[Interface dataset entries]
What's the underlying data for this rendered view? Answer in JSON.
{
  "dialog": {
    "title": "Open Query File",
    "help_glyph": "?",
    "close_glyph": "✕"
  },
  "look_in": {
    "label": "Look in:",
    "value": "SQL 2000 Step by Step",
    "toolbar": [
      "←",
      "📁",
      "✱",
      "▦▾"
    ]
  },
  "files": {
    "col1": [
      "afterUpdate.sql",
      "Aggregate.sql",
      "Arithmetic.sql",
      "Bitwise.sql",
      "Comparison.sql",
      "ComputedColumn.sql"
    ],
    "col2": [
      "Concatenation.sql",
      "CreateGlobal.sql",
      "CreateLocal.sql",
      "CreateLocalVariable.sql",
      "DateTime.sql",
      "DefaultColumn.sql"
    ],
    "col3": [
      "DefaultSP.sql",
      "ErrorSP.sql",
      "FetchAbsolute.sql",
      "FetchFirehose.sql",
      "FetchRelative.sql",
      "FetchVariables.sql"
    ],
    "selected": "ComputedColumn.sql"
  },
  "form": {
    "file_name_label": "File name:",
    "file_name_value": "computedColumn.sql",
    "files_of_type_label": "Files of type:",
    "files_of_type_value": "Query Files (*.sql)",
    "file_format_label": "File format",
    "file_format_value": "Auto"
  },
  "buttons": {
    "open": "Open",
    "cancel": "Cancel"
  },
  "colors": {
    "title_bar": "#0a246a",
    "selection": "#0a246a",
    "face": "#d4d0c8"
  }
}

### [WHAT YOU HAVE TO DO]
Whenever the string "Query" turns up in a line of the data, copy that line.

### [EXERCISE OUTPUT]
    "title": "Open Query File",
    "files_of_type_value": "Query Files (*.sql)",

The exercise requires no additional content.